echo 'Hello Fuel CMS!';
Go to http://localhost/hello
and you should see the ‘Hello Fuel CMS!’ message. When writing your views, there are some custom tags available to help keep your code clean. Fuel CMS provides uses the Dwoo templating system to turn these tags into proper PHP code. For example, you can use:
{foreach $data soldier}
{$soldier->rank} - {$soldier->name}
{/foreach}
instead of writing a native foreach loop with output statements.

Conclusion

We’ve discussed installing Fuel CMS and creating pages and views. With this basic knowledge, if we wanted to make a site with multiple pages and a custom layout, it shouldn’t be difficult to do. In the next article I’ll explain how set up your own modules. Stay tuned! Image via Fotolia

Frequently Asked Questions (FAQs) about Getting Started with Fuel CMS

What is Fuel CMS and why should I use it?

Fuel CMS is a flexible, easy-to-use Content Management System (CMS) built on the CodeIgniter PHP framework. It is designed to be highly customizable, allowing developers to easily modify and extend its functionality to suit their specific needs. Fuel CMS stands out for its user-friendly interface, advanced features, and robust performance. It is an excellent choice for developers looking for a powerful yet manageable CMS for their web development projects.

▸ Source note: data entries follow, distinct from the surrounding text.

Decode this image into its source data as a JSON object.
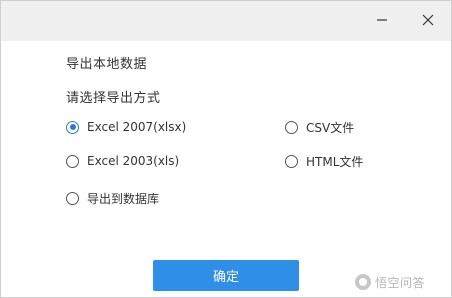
{
  "dialog": {
    "title_text": "导出本地数据",
    "prompt_text": "请选择导出方式",
    "window_buttons": {
      "minimize_icon": "minus-icon",
      "close_icon": "close-icon"
    }
  },
  "options": [
    {
      "label": "Excel 2007(xlsx)",
      "selected": true
    },
    {
      "label": "CSV文件",
      "selected": false
    },
    {
      "label": "Excel 2003(xls)",
      "selected": false
    },
    {
      "label": "HTML文件",
      "selected": false
    },
    {
      "label": "导出到数据库",
      "selected": false
    }
  ],
  "confirm_label": "确定",
  "watermark": {
    "text": "悟空问答",
    "icon": "wukong-logo-icon"
  },
  "colors": {
    "accent": "#2f8fe6",
    "titlebar": "#f0f0f0",
    "text": "#333333",
    "radio_checked": "#2b7bd6"
  }
}
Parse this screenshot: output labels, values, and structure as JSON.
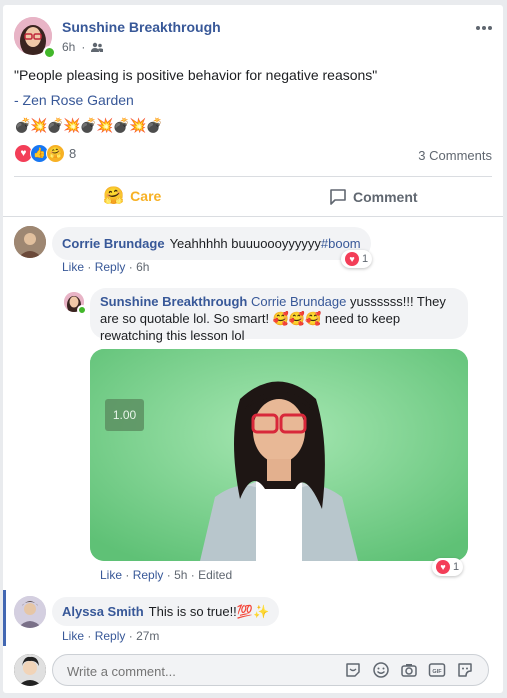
{
  "post": {
    "author": "Sunshine Breakthrough",
    "time": "6h",
    "quote": "\"People pleasing is positive behavior for negative reasons\"",
    "source": "- Zen Rose Garden",
    "emoji_line": "💣💥💣💥💣💥💣💥💣",
    "reaction_count": "8",
    "comments_count": "3 Comments",
    "care_label": "Care",
    "comment_label": "Comment"
  },
  "comments": [
    {
      "author": "Corrie Brundage",
      "text": "Yeahhhhh buuuoooyyyyyy ",
      "hashtag": "#boom",
      "like": "Like",
      "reply": "Reply",
      "time": "6h",
      "reactions": "1"
    }
  ],
  "reply": {
    "author": "Sunshine Breakthrough",
    "mention": "Corrie Brundage",
    "text1": " yussssss!!! They are so quotable lol. So smart! 🥰🥰🥰 need to keep rewatching this lesson lol",
    "gif_counter": "1.00",
    "like": "Like",
    "reply": "Reply",
    "time": "5h",
    "edited": "Edited",
    "reactions": "1"
  },
  "comment2": {
    "author": "Alyssa Smith",
    "text": "This is so true!!💯✨",
    "like": "Like",
    "reply": "Reply",
    "time": "27m"
  },
  "composer": {
    "placeholder": "Write a comment..."
  },
  "colors": {
    "link": "#385898",
    "care": "#f7b125",
    "gif_bg": "#7fd38e"
  }
}
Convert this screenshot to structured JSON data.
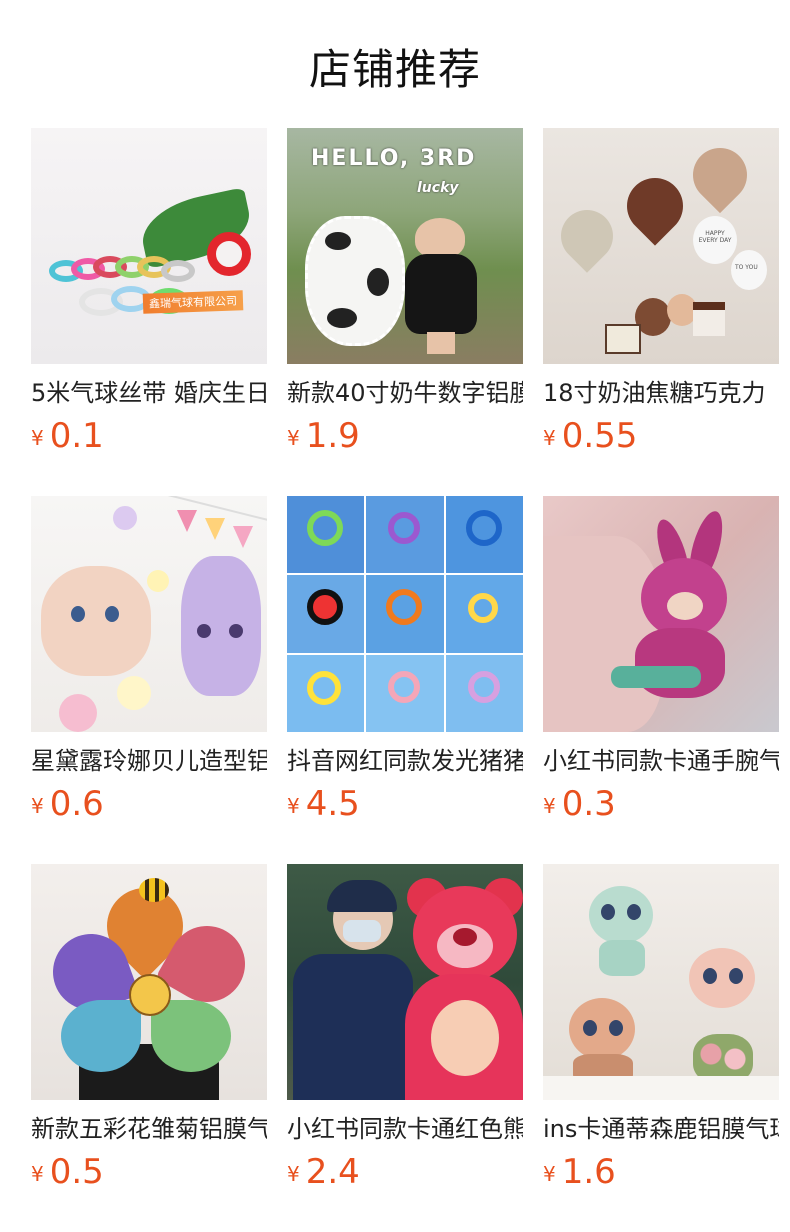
{
  "header": {
    "title": "店铺推荐"
  },
  "currency_symbol": "¥",
  "products": [
    {
      "title": "5米气球丝带 婚庆生日",
      "price": "0.1",
      "image_text": "鑫瑞气球有限公司"
    },
    {
      "title": "新款40寸奶牛数字铝膜",
      "price": "1.9",
      "image_text": "HELLO, 3RD",
      "image_subtext": "lucky"
    },
    {
      "title": "18寸奶油焦糖巧克力",
      "price": "0.55",
      "image_text": "HAPPY EVERY DAY",
      "image_subtext": "TO YOU"
    },
    {
      "title": "星黛露玲娜贝儿造型铝",
      "price": "0.6"
    },
    {
      "title": "抖音网红同款发光猪猪",
      "price": "4.5"
    },
    {
      "title": "小红书同款卡通手腕气",
      "price": "0.3"
    },
    {
      "title": "新款五彩花雏菊铝膜气",
      "price": "0.5"
    },
    {
      "title": "小红书同款卡通红色熊",
      "price": "2.4"
    },
    {
      "title": "ins卡通蒂森鹿铝膜气球",
      "price": "1.6"
    }
  ]
}
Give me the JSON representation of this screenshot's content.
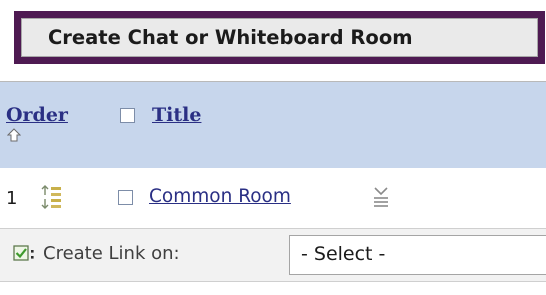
{
  "toolbar": {
    "create_label": "Create Chat or Whiteboard Room"
  },
  "table": {
    "columns": {
      "order": "Order",
      "title": "Title"
    },
    "rows": [
      {
        "order": "1",
        "title": "Common Room"
      }
    ]
  },
  "bulk_actions": {
    "create_link_label": "Create Link on:",
    "select_value": "- Select -"
  },
  "colors": {
    "button_border": "#4e1a52",
    "header_bg": "#c7d6ec",
    "link": "#2a2f84"
  }
}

How do I install Fuel CMS?

Installing Fuel CMS is a straightforward process. You need to download the latest version of Fuel CMS from the official website or GitHub repository. Once downloaded, extract the files into your web server’s root directory. Then, create a new database and import the SQL file included in the Fuel CMS package. Finally, configure your database settings in the ‘fuel/application/config/database.php’ file and set your encryption key in the ‘fuel/application/config/config.php’ file.

How do I create a new page in Fuel CMS?

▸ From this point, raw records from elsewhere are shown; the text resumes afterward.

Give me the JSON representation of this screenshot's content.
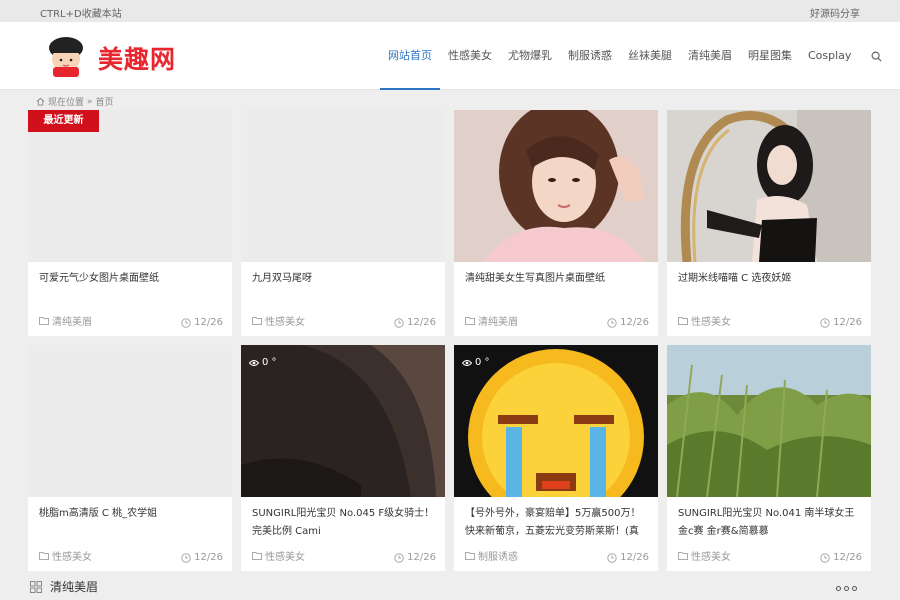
{
  "topbar": {
    "left_text": "CTRL+D收藏本站",
    "right_text": "好源码分享"
  },
  "site": {
    "name": "美趣网"
  },
  "nav": {
    "items": [
      "网站首页",
      "性感美女",
      "尤物爆乳",
      "制服诱惑",
      "丝袜美腿",
      "清纯美眉",
      "明星图集",
      "Cosplay"
    ],
    "active_index": 0
  },
  "breadcrumb": {
    "location": "现在位置",
    "separator": "»",
    "current": "首页"
  },
  "badge": {
    "label": "最近更新"
  },
  "cards": [
    {
      "title": "可爱元气少女图片桌面壁纸",
      "category": "清纯美眉",
      "date": "12/26",
      "views": ""
    },
    {
      "title": "九月双马尾呀",
      "category": "性感美女",
      "date": "12/26",
      "views": ""
    },
    {
      "title": "清纯甜美女生写真图片桌面壁纸",
      "category": "清纯美眉",
      "date": "12/26",
      "views": ""
    },
    {
      "title": "过期米线喵喵 C 选夜妖姬",
      "category": "性感美女",
      "date": "12/26",
      "views": ""
    },
    {
      "title": "桃脂m高清版 C 桃_农学姐",
      "category": "性感美女",
      "date": "12/26",
      "views": ""
    },
    {
      "title": "SUNGIRL阳光宝贝 No.045 F级女骑士！完美比例 Cami",
      "category": "性感美女",
      "date": "12/26",
      "views": "0 °"
    },
    {
      "title": "【号外号外，豪宴赔单】5万赢500万！快来新葡京，五菱宏光变劳斯莱斯！(真",
      "category": "制服诱惑",
      "date": "12/26",
      "views": "0 °"
    },
    {
      "title": "SUNGIRL阳光宝贝 No.041 南半球女王金c赛 金r赛&简慕慕",
      "category": "性感美女",
      "date": "12/26",
      "views": ""
    }
  ],
  "section": {
    "title": "清纯美眉"
  },
  "colors": {
    "accent": "#2f74c4",
    "brand_red": "#e8262d",
    "badge_red": "#d0101a"
  }
}
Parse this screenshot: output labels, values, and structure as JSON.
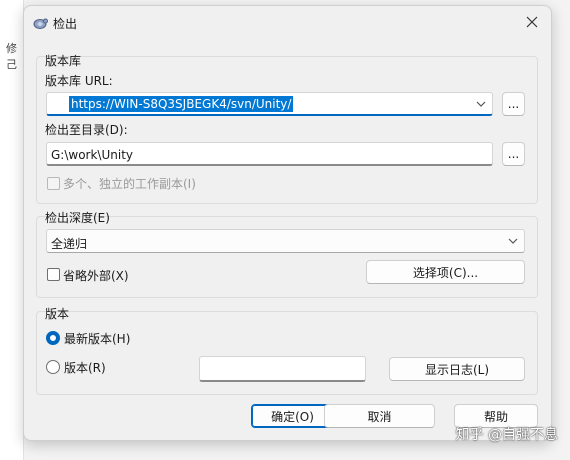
{
  "background": {
    "left_text": "修己"
  },
  "window": {
    "title": "检出",
    "close_glyph": "✕"
  },
  "repository": {
    "group_title": "版本库",
    "url_label": "版本库 URL:",
    "url_value": "https://WIN-S8Q3SJBEGK4/svn/Unity/",
    "url_browse_label": "...",
    "dir_label": "检出至目录(D):",
    "dir_value": "G:\\work\\Unity",
    "dir_browse_label": "...",
    "multiple_label": "多个、独立的工作副本(I)"
  },
  "depth": {
    "group_title": "检出深度(E)",
    "selected": "全递归",
    "omit_externals_label": "省略外部(X)",
    "choose_items_label": "选择项(C)..."
  },
  "revision": {
    "group_title": "版本",
    "head_label": "最新版本(H)",
    "revision_label": "版本(R)",
    "revision_value": "",
    "show_log_label": "显示日志(L)"
  },
  "footer": {
    "ok_label": "确定(O)",
    "cancel_label": "取消",
    "help_label": "帮助"
  },
  "watermark": "知乎 @自强不息",
  "colors": {
    "accent": "#0067c0",
    "selection": "#0078d4"
  }
}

Creating a new page in Fuel CMS is simple. Navigate to the ‘Pages’ section in the Fuel CMS admin panel. Click on the ‘Create’ button and fill in the required fields such as location, layout, and published status. You can also add custom fields if needed. Once you’re done, click ‘Save’ to create your new page.

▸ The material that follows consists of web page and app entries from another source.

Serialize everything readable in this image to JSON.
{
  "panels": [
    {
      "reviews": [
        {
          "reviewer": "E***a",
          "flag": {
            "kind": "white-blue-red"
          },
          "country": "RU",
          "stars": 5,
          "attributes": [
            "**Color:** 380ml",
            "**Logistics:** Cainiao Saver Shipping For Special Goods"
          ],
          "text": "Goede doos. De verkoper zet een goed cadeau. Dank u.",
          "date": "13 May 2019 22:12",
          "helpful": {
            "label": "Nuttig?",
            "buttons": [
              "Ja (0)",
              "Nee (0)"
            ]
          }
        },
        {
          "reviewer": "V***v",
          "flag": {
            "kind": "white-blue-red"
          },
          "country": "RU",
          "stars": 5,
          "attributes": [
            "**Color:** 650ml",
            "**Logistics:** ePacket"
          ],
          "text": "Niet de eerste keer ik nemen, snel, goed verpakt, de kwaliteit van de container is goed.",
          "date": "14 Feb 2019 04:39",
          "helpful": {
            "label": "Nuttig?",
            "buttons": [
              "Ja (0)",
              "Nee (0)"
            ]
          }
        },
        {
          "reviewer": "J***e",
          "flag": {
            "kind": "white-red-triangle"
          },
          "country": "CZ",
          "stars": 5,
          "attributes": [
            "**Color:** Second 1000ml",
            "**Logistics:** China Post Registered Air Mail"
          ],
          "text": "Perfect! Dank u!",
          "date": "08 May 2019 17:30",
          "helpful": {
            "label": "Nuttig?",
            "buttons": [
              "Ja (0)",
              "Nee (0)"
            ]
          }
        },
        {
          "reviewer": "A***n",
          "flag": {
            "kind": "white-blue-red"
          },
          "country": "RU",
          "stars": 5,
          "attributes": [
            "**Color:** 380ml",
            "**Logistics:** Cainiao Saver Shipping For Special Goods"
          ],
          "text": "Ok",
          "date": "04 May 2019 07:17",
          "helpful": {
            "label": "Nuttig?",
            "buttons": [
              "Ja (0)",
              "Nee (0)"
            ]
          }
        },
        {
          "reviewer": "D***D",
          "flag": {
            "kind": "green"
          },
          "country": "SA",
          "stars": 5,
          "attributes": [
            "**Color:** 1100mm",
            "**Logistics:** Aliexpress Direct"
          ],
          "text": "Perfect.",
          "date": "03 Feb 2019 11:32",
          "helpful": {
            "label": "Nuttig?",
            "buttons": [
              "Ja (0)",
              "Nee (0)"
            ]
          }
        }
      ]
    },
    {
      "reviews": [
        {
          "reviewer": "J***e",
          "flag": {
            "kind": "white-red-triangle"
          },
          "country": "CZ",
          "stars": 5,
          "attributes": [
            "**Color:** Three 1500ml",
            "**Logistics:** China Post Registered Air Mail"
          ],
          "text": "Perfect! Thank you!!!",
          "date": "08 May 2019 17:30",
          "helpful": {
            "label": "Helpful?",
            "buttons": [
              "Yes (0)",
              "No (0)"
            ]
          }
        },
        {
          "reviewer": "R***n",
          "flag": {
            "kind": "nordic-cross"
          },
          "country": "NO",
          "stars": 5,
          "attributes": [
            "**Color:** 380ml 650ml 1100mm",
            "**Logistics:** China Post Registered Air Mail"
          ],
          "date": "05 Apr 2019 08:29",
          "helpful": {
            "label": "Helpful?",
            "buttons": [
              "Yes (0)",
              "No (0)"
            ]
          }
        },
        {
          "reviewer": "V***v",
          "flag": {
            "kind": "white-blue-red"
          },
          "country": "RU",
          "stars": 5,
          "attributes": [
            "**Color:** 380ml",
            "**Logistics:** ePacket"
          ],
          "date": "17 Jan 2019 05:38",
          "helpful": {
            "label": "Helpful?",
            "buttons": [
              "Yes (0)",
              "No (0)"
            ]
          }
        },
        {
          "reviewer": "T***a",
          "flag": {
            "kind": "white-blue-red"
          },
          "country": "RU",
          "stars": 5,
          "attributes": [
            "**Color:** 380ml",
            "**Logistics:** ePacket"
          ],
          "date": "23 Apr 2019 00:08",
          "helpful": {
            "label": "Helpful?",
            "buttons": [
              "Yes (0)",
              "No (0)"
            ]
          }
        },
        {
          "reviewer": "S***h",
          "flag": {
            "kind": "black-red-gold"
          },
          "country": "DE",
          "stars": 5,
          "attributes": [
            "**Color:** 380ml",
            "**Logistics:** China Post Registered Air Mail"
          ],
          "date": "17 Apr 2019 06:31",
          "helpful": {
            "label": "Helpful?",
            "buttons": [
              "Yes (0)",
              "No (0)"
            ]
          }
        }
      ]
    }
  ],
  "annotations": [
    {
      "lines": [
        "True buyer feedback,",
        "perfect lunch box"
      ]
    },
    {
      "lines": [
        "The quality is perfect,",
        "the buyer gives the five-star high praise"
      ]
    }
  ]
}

How can I customize the look and feel of my Fuel CMS site?

Fuel CMS allows you to customize your site’s appearance using themes. You can create your own theme or use one of the many pre-made themes available. To apply a theme, simply place its folder in the ‘themes’ directory and update the ‘theme_path’ setting in the ‘fuel/application/config/MY_fuel.php’ file.

How do I add a blog to my Fuel CMS site?

Fuel CMS includes a blog module that you can use to add a blog to your site. To enable the blog module, go to the ‘Modules’ section in the Fuel CMS admin panel and activate the ‘Blog’ module. Then, you can create and manage blog posts from the ‘Blog’ section.

How secure is Fuel CMS?

Fuel CMS is built with security in mind. It includes features like CSRF protection, XSS filtering, and password hashing to help protect your site from common security threats. However, as with any software, it’s important to keep your Fuel CMS installation and server environment up-to-date and properly configured to ensure maximum security.

Can I use Fuel CMS for e-commerce?

While Fuel CMS does not include built-in e-commerce functionality, it is flexible enough to integrate with e-commerce platforms or custom-built shopping cart systems. You can also extend Fuel CMS with additional modules to add e-commerce features.

How do I update Fuel CMS?

Updating Fuel CMS is as simple as downloading the latest version and replacing the old files with the new ones. However, before updating, it’s recommended to backup your site and database to prevent any potential data loss.

Does Fuel CMS support multiple languages?

Yes, Fuel CMS supports multilingual content. You can set up multiple languages in the ‘fuel/application/config/language.php’ file and then create language-specific versions of your pages and other content.

Where can I get help if I run into problems with Fuel CMS?

If you encounter issues while using Fuel CMS, you can seek help from the Fuel CMS community. The official Fuel CMS website includes a user guide, API documentation, and a forum where you can ask questions and share solutions with other Fuel CMS users. You can also report bugs and request features on the Fuel CMS GitHub repository.